Two-orbit manned trips to ISS possible after Progress cargo craft's test flights
The two-orbit flight will last three hours
Russia’s space corporation Roscosmos may consider the possibility of using a two-orbit pattern (lasting three hours from lift-off to docking) for the manned Soyuz MS spacecraft taking crews to the ISS after a series of tests involving the unmanned cargo spacecraft Progress, a Roscosmos spokesman said.
"After the two-orbit trip pattern has been tested with the use of Progress MS cargo craft, the documentation will be analyzed and amended. The possibility of using the two-orbit flight path for launching manned Soyuz spacecraft to the ISS will be considered only after that," the official said.
Earlier, Roscosmos said that the cargo spacecraft Progress MS-07, due to be put in space from the Baikonur space site in Kazakhstan with a Soyuz 2.1a rocket on October 12, will for the first time reach the ISS within three hours after orbiting the Earth twice. The corporation added that the spacecraft would use an experimental flight path.
The current fastest pattern of sending cargo and manned spacecraft to the USS continues for six hours. Still earlier, it took spacecraft two days to reach the ISS.

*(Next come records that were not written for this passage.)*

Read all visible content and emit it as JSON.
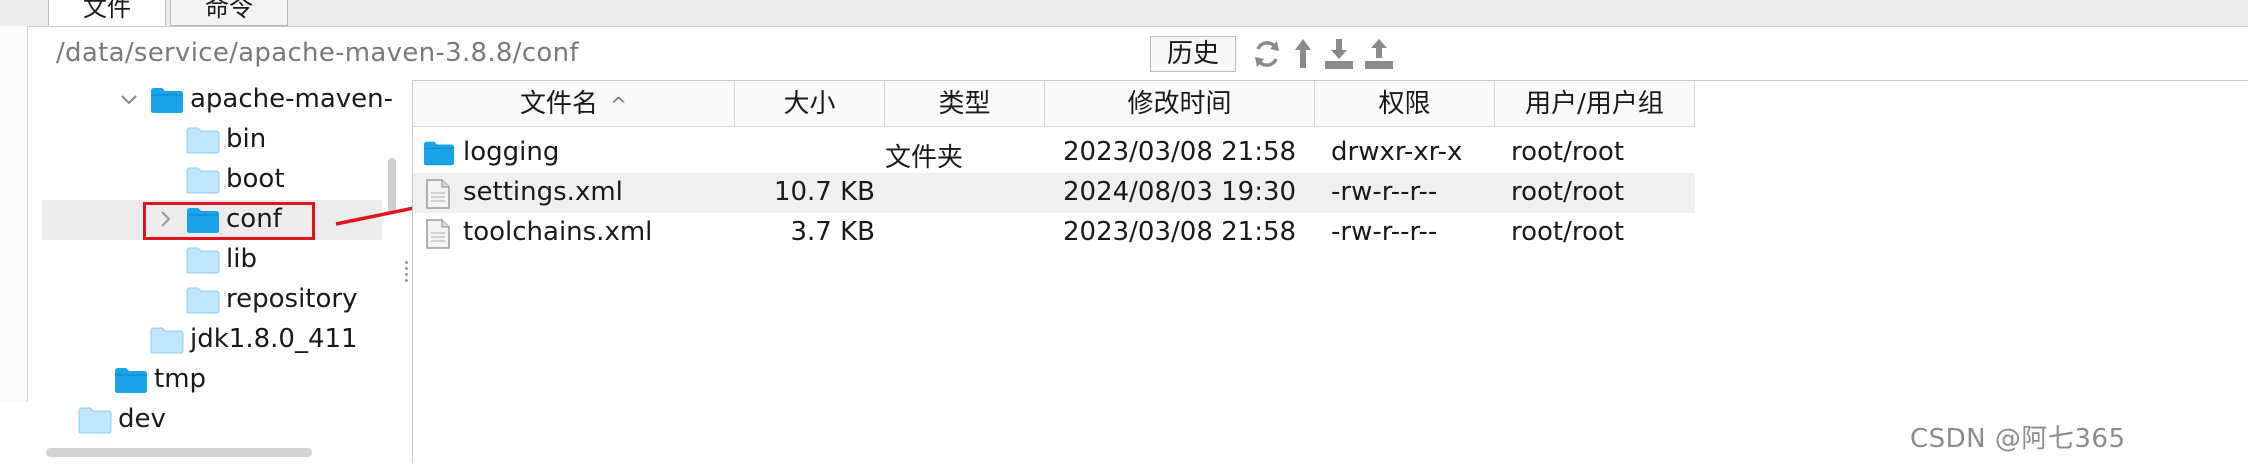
{
  "tabs": [
    {
      "label": "文件"
    },
    {
      "label": "命令"
    }
  ],
  "toolbar": {
    "path": "/data/service/apache-maven-3.8.8/conf",
    "history_label": "历史",
    "icons": [
      "refresh-icon",
      "up-icon",
      "download-icon",
      "upload-icon"
    ]
  },
  "tree": {
    "items": [
      {
        "label": "apache-maven-",
        "level": 2,
        "expanded": true
      },
      {
        "label": "bin",
        "level": 3
      },
      {
        "label": "boot",
        "level": 3
      },
      {
        "label": "conf",
        "level": 3,
        "selected": true,
        "collapsed": true
      },
      {
        "label": "lib",
        "level": 3
      },
      {
        "label": "repository",
        "level": 3
      },
      {
        "label": "jdk1.8.0_411",
        "level": 2
      },
      {
        "label": "tmp",
        "level": 1
      },
      {
        "label": "dev",
        "level": 0
      }
    ]
  },
  "file_list": {
    "headers": {
      "name": "文件名",
      "size": "大小",
      "type": "类型",
      "modified": "修改时间",
      "permissions": "权限",
      "owner": "用户/用户组"
    },
    "sort_indicator": "^",
    "rows": [
      {
        "icon": "folder-icon",
        "name": "logging",
        "size": "",
        "type": "文件夹",
        "modified": "2023/03/08 21:58",
        "permissions": "drwxr-xr-x",
        "owner": "root/root"
      },
      {
        "icon": "file-icon",
        "name": "settings.xml",
        "size": "10.7 KB",
        "type": "",
        "modified": "2024/08/03 19:30",
        "permissions": "-rw-r--r--",
        "owner": "root/root"
      },
      {
        "icon": "file-icon",
        "name": "toolchains.xml",
        "size": "3.7 KB",
        "type": "",
        "modified": "2023/03/08 21:58",
        "permissions": "-rw-r--r--",
        "owner": "root/root"
      }
    ]
  },
  "annotation": {
    "color": "#e0141e"
  },
  "watermark": "CSDN @阿七365",
  "colors": {
    "folder": "#1aa3e8",
    "folder_light": "#bfe6fb"
  }
}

The two-orbit flight will last three hours. Under the current six-hour pattern the spacecraft orbits the Earth four times.